## ABOUT THIS EXERCISE
Using the entries that follow, collect the lines where the word "title" appears.

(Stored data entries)
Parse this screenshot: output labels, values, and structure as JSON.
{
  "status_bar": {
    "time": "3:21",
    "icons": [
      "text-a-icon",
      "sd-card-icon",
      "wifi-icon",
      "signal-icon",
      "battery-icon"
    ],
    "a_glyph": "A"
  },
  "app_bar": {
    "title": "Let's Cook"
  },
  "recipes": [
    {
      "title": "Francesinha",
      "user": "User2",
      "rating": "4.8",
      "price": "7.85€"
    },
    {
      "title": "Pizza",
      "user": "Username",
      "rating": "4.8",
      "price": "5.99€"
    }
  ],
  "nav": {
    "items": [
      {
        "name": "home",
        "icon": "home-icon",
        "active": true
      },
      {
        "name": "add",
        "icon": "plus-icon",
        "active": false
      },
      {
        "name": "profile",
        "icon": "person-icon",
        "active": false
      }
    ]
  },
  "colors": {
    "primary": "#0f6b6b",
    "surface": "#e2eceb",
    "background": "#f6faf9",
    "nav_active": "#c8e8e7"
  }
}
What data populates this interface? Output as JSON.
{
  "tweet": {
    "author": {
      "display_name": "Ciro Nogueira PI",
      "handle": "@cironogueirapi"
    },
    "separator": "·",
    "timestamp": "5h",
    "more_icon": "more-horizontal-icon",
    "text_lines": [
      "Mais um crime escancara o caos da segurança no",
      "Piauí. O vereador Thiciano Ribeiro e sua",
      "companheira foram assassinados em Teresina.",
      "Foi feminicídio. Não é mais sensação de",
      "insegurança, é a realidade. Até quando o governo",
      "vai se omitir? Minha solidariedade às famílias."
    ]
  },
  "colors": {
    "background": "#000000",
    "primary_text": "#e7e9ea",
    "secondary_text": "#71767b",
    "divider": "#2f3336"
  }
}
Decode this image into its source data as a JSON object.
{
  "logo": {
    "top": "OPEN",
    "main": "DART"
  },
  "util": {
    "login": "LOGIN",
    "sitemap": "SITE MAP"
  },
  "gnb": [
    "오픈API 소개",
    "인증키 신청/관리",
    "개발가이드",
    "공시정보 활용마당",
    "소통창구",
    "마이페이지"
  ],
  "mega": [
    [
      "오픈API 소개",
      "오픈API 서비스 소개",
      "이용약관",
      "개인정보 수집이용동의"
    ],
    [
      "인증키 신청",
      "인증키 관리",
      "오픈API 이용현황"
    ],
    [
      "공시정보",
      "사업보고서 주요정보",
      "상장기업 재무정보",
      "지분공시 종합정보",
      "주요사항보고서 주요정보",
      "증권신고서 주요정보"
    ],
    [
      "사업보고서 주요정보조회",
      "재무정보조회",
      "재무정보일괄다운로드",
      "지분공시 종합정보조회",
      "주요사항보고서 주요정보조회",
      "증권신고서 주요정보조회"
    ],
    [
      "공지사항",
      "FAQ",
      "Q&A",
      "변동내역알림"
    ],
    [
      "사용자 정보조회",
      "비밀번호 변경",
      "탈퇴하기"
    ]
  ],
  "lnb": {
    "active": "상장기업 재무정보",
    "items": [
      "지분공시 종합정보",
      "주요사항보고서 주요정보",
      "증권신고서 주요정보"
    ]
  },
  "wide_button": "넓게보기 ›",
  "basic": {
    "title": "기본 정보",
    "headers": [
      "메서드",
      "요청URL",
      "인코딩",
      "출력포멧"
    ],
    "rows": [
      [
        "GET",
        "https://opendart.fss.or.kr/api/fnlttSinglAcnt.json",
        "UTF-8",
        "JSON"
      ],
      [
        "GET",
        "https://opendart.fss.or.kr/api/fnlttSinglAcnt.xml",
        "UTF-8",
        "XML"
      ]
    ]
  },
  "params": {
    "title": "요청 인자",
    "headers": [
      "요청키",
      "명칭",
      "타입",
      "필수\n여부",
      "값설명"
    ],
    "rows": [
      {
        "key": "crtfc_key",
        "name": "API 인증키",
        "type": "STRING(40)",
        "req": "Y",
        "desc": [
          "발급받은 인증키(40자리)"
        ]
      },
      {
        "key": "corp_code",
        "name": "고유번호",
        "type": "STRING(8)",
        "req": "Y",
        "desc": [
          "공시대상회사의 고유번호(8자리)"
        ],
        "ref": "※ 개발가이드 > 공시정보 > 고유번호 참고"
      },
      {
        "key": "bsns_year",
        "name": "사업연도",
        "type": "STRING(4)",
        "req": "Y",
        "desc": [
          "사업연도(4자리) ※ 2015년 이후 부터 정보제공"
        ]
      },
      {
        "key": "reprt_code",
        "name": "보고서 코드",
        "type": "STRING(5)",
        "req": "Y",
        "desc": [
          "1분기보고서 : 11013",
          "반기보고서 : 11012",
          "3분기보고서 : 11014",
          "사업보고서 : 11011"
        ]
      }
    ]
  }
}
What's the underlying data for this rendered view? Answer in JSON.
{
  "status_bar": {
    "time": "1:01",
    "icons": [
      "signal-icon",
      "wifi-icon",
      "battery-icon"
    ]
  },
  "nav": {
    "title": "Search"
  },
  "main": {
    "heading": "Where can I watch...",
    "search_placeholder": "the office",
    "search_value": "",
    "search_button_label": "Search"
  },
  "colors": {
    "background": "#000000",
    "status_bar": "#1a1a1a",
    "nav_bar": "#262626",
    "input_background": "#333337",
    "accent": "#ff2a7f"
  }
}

## THE ANSWER
    "title": "Let's Cook"
      "title": "Francesinha",
      "title": "Pizza",
    "title": "기본 정보",
    "title": "요청 인자",
    "title": "Search"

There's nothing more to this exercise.